== Work to complete ==
Output the data in full. Keep every word exact and exclude the pictures.

Start of Extracted entries

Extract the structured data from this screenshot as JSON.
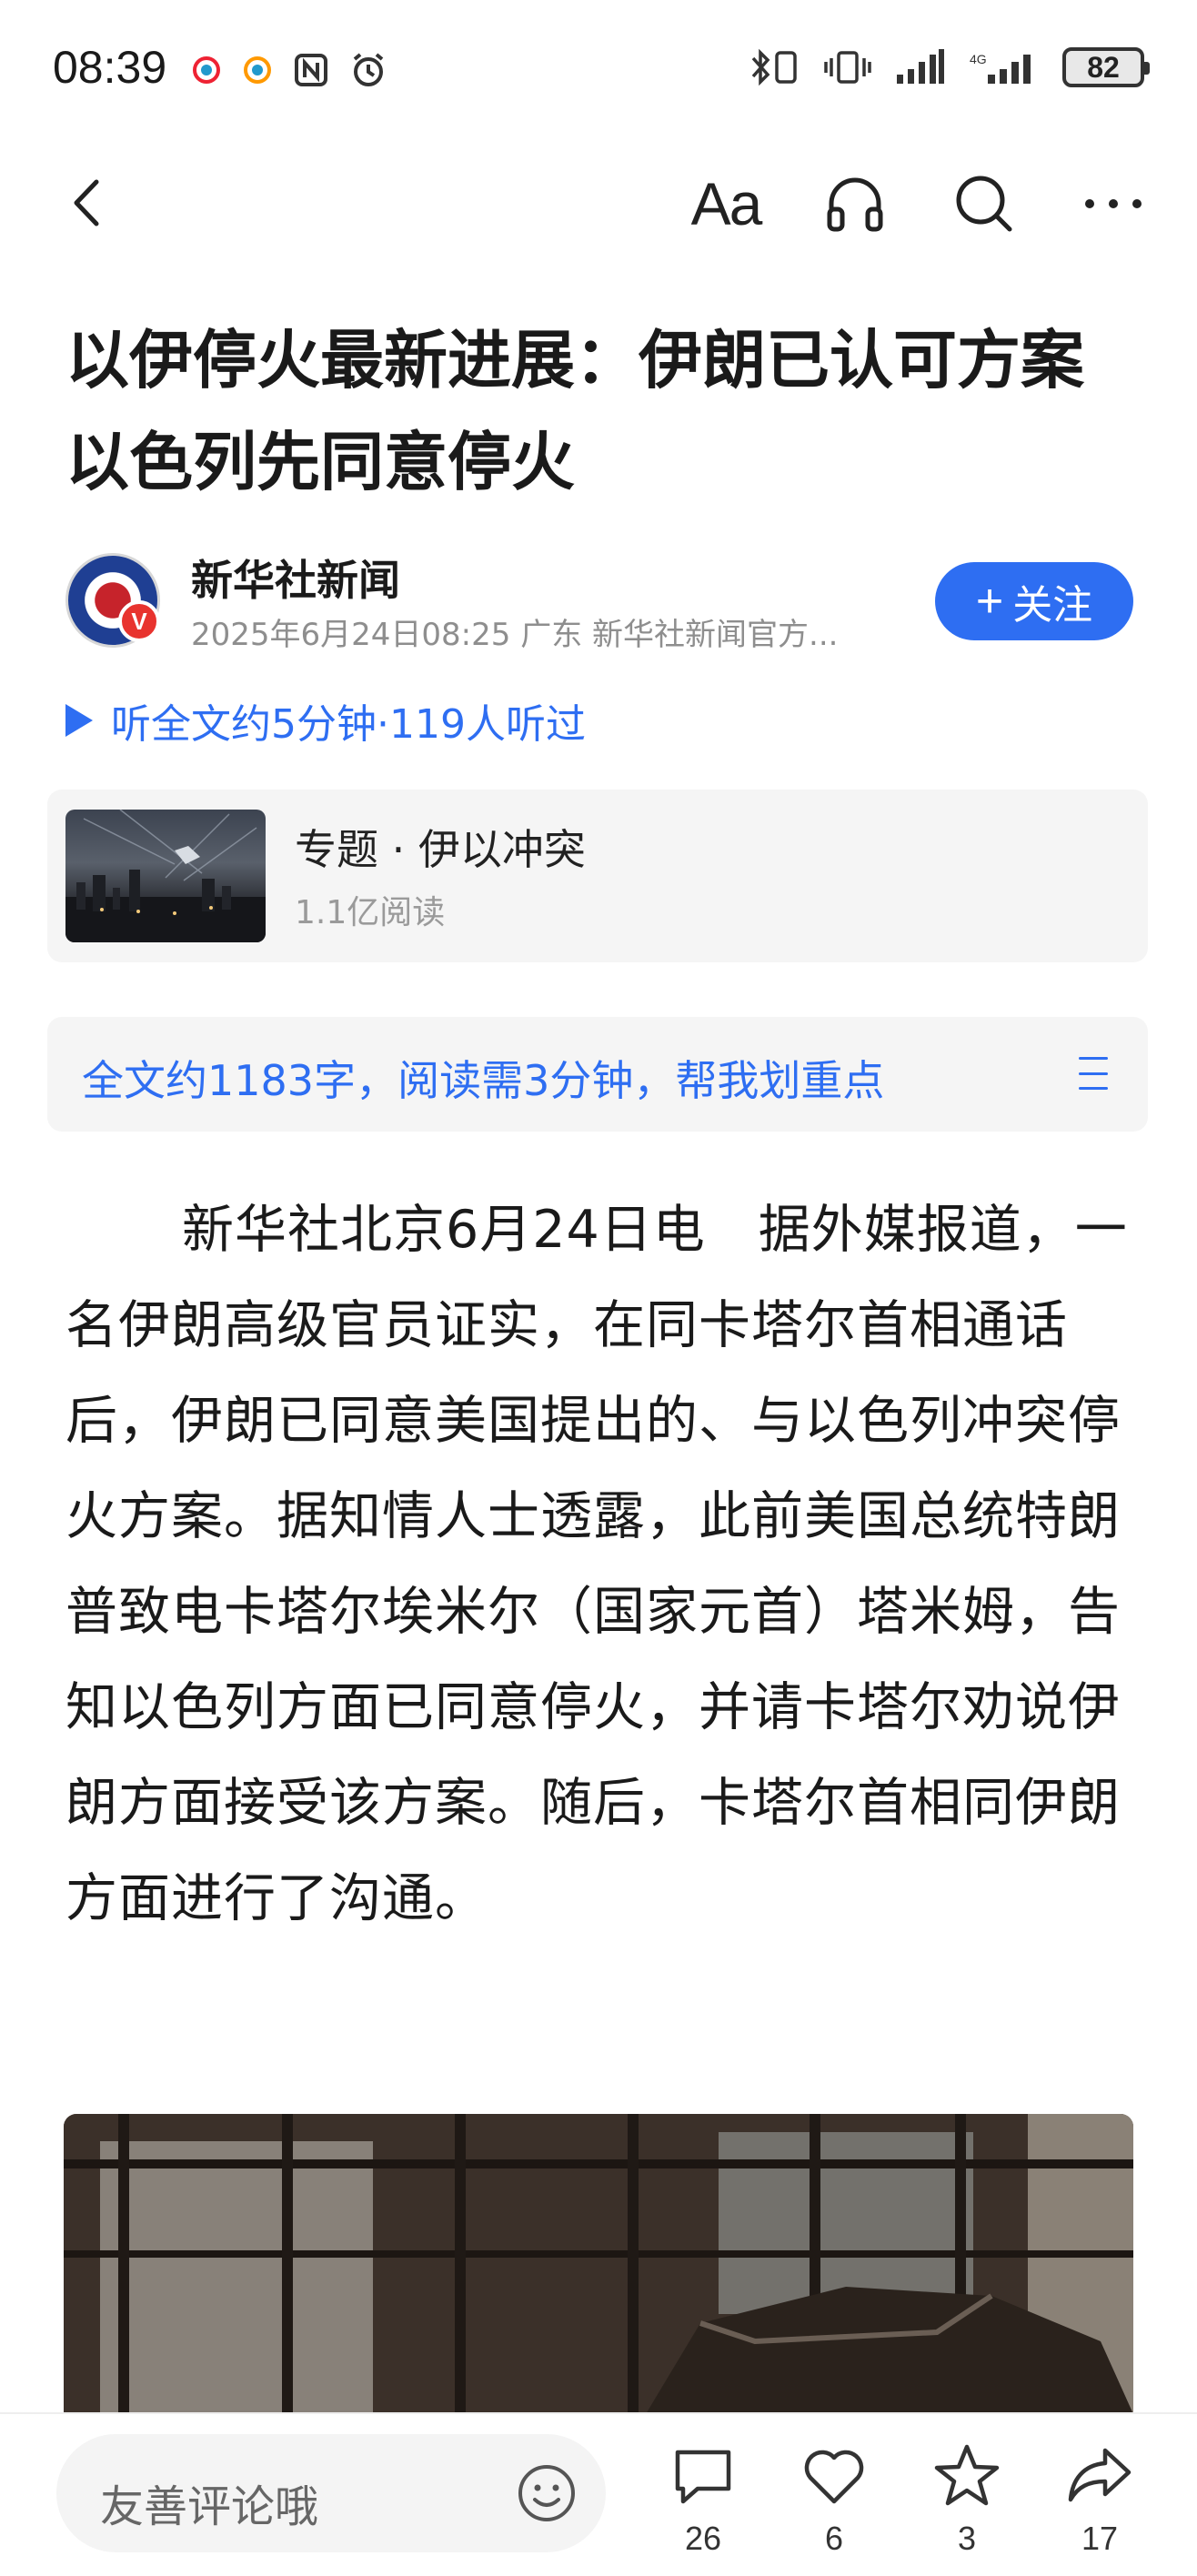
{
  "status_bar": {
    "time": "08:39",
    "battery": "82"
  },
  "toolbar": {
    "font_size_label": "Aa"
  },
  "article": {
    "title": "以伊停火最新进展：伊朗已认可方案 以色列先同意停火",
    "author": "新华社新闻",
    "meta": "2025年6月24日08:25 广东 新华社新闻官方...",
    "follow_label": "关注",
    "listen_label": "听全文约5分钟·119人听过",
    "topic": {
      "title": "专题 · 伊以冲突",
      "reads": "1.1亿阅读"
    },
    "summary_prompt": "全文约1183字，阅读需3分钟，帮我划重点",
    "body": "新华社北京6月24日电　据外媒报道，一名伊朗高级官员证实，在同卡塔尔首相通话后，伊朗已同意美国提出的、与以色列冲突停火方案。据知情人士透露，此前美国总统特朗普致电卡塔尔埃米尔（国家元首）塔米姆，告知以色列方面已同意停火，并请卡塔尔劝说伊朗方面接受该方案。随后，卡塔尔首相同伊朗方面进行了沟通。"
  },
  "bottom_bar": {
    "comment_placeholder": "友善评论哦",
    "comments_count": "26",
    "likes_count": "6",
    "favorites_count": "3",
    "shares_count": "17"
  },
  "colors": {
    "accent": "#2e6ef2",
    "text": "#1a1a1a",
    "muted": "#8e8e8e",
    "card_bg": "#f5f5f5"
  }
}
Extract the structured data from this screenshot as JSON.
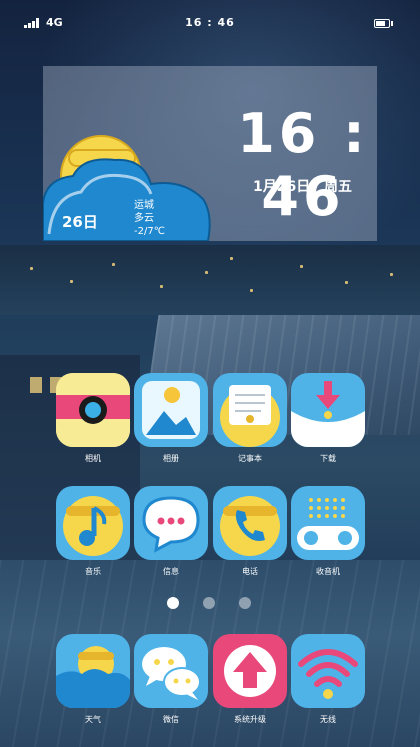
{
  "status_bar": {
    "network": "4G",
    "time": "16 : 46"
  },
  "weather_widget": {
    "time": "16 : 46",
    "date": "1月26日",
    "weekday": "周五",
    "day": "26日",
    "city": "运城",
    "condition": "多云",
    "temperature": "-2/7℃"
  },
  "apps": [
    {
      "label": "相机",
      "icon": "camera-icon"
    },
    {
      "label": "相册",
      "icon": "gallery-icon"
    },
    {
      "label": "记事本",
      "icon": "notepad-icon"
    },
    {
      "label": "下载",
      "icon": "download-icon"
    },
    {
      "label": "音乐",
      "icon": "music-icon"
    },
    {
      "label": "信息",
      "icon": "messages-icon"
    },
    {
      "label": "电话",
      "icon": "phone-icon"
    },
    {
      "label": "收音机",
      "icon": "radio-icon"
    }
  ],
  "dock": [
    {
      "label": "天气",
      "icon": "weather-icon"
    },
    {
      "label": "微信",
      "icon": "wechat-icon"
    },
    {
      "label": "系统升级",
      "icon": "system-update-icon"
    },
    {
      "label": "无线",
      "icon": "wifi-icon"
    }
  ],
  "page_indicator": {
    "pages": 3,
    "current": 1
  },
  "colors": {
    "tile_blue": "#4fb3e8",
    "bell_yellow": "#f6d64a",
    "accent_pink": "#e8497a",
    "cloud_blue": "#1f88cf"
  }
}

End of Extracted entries

== Reply to the task ==
Extract the structured data from this screenshot as JSON.
{
  "status_bar": {
    "time": "08:39",
    "battery": "82"
  },
  "toolbar": {
    "font_size_label": "Aa"
  },
  "article": {
    "title": "以伊停火最新进展：伊朗已认可方案 以色列先同意停火",
    "author": "新华社新闻",
    "meta": "2025年6月24日08:25 广东 新华社新闻官方...",
    "follow_label": "关注",
    "listen_label": "听全文约5分钟·119人听过",
    "topic": {
      "title": "专题 · 伊以冲突",
      "reads": "1.1亿阅读"
    },
    "summary_prompt": "全文约1183字，阅读需3分钟，帮我划重点",
    "body": "新华社北京6月24日电　据外媒报道，一名伊朗高级官员证实，在同卡塔尔首相通话后，伊朗已同意美国提出的、与以色列冲突停火方案。据知情人士透露，此前美国总统特朗普致电卡塔尔埃米尔（国家元首）塔米姆，告知以色列方面已同意停火，并请卡塔尔劝说伊朗方面接受该方案。随后，卡塔尔首相同伊朗方面进行了沟通。"
  },
  "bottom_bar": {
    "comment_placeholder": "友善评论哦",
    "comments_count": "26",
    "likes_count": "6",
    "favorites_count": "3",
    "shares_count": "17"
  },
  "colors": {
    "accent": "#2e6ef2",
    "text": "#1a1a1a",
    "muted": "#8e8e8e",
    "card_bg": "#f5f5f5"
  }
}
Extract the structured data from this screenshot as JSON.
{
  "status_bar": {
    "network": "4G",
    "time": "16 : 46"
  },
  "weather_widget": {
    "time": "16 : 46",
    "date": "1月26日",
    "weekday": "周五",
    "day": "26日",
    "city": "运城",
    "condition": "多云",
    "temperature": "-2/7℃"
  },
  "apps": [
    {
      "label": "相机",
      "icon": "camera-icon"
    },
    {
      "label": "相册",
      "icon": "gallery-icon"
    },
    {
      "label": "记事本",
      "icon": "notepad-icon"
    },
    {
      "label": "下载",
      "icon": "download-icon"
    },
    {
      "label": "音乐",
      "icon": "music-icon"
    },
    {
      "label": "信息",
      "icon": "messages-icon"
    },
    {
      "label": "电话",
      "icon": "phone-icon"
    },
    {
      "label": "收音机",
      "icon": "radio-icon"
    }
  ],
  "dock": [
    {
      "label": "天气",
      "icon": "weather-icon"
    },
    {
      "label": "微信",
      "icon": "wechat-icon"
    },
    {
      "label": "系统升级",
      "icon": "system-update-icon"
    },
    {
      "label": "无线",
      "icon": "wifi-icon"
    }
  ],
  "page_indicator": {
    "pages": 3,
    "current": 1
  },
  "colors": {
    "tile_blue": "#4fb3e8",
    "bell_yellow": "#f6d64a",
    "accent_pink": "#e8497a",
    "cloud_blue": "#1f88cf"
  }
}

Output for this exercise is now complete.